The U.S. National Park Service needs much better scientific information to protect the nation's parks for future generations, and research must be an essential element in its mandate. Science and the National Parks examines the reasons why science is important to the national parks, reviews previous evaluations of research in the parks, and recommends ways to improve the current science program.
The book stresses the need for two distinct but related approaches to research, called "science for the parks" and "parks for science." Science for the parks includes research to gain understanding of park resources and develop effective management strategies.
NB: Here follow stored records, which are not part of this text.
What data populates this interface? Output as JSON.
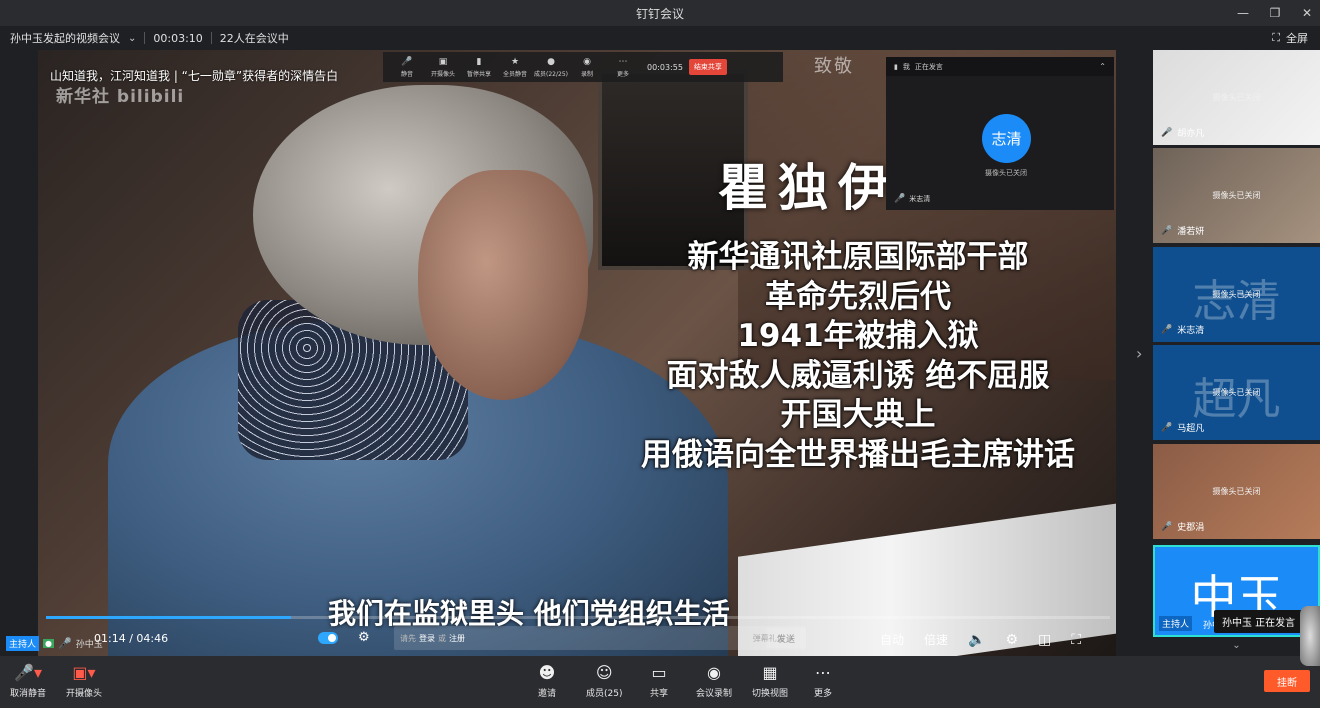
{
  "window": {
    "title": "钉钉会议"
  },
  "infobar": {
    "meeting_name": "孙中玉发起的视频会议",
    "duration": "00:03:10",
    "participants": "22人在会议中",
    "fullscreen_label": "全屏"
  },
  "video": {
    "title": "山知道我，江河知道我 | “七一勋章”获得者的深情告白",
    "watermark": "新华社 bilibili",
    "top_text": "致敬",
    "name_big": "瞿独伊",
    "captions": [
      "新华通讯社原国际部干部",
      "革命先烈后代",
      "1941年被捕入狱",
      "面对敌人威逼利诱 绝不屈服",
      "开国大典上",
      "用俄语向全世界播出毛主席讲话"
    ],
    "subtitle": "我们在监狱里头 他们党组织生活",
    "progress": 0.23,
    "time": "01:14 / 04:46",
    "danmaku_placeholder_prefix": "请先",
    "danmaku_login": "登录",
    "danmaku_or": "或",
    "danmaku_register": "注册",
    "danmaku_etiquette": "弹幕礼仪 >",
    "send_label": "发送",
    "controls": {
      "auto": "自动",
      "speed": "倍速"
    }
  },
  "float_toolbar": {
    "items": [
      "静音",
      "开摄像头",
      "暂停共享",
      "全员静音",
      "成员(22/25)",
      "录制",
      "更多"
    ],
    "time": "00:03:55",
    "stop_label": "结束共享"
  },
  "pip": {
    "header_me": "我",
    "header_status": "正在发言",
    "avatar_text": "志清",
    "camera_off": "摄像头已关闭",
    "name": "米志清"
  },
  "host": {
    "tag": "主持人",
    "name": "孙中玉"
  },
  "participants": [
    {
      "name": "胡亦凡",
      "status": "摄像头已关闭",
      "big": ""
    },
    {
      "name": "潘若妍",
      "status": "摄像头已关闭",
      "big": ""
    },
    {
      "name": "米志清",
      "status": "摄像头已关闭",
      "big": "志清"
    },
    {
      "name": "马超凡",
      "status": "摄像头已关闭",
      "big": "超凡"
    },
    {
      "name": "史郡涓",
      "status": "摄像头已关闭",
      "big": ""
    },
    {
      "name": "孙中玉",
      "status": "",
      "big": "中玉"
    }
  ],
  "speaking_popup": "孙中玉 正在发言",
  "bottom": {
    "unmute": "取消静音",
    "camera": "开摄像头",
    "invite": "邀请",
    "members": "成员(25)",
    "share": "共享",
    "record": "会议录制",
    "switch_view": "切换视图",
    "more": "更多",
    "hangup": "挂断"
  },
  "colors": {
    "accent": "#1b8cf7",
    "danger": "#ff5a2a",
    "speaking_border": "#2ee0d2"
  }
}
The parks for science concept recognizes that the national parks are potentially very important to scientific investigations of broad national and global environmental problems and invaluable for understanding the ecological response to anthropogenic change.
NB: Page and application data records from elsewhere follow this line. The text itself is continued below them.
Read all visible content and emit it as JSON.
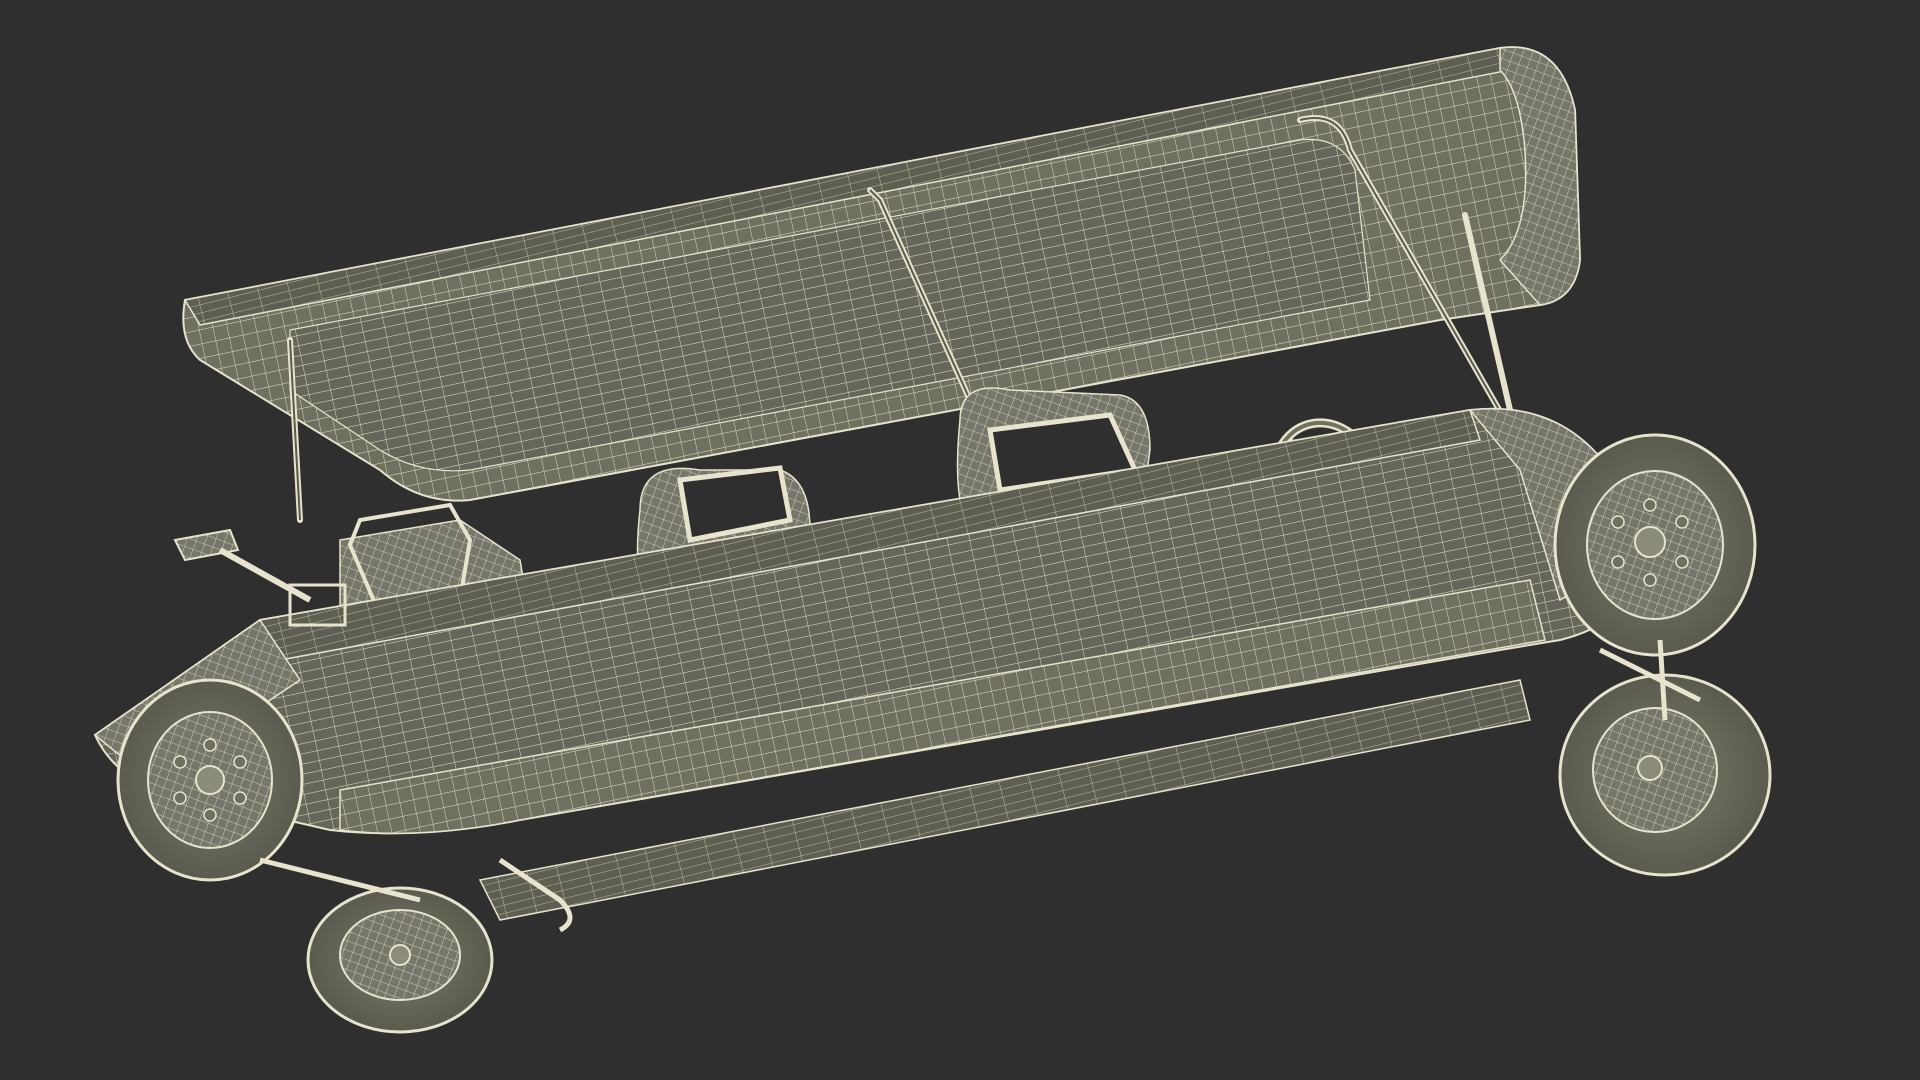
{
  "scene": {
    "subject": "wireframe-golf-cart-model",
    "colors": {
      "background": "#2f2f2f",
      "surface": "#6f705f",
      "surface_dark": "#5a5b4d",
      "surface_light": "#8a8b78",
      "wire": "#e7e3cc",
      "wire_dim": "#b9b6a1"
    }
  }
}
Science and the National Parks is a critical assessment of the problems hampering the current Park Service science program, providing strong recommendations to help the agency establish a true mandate for science, create separate funding and autonomy for the program, and enhance its credibility and quality.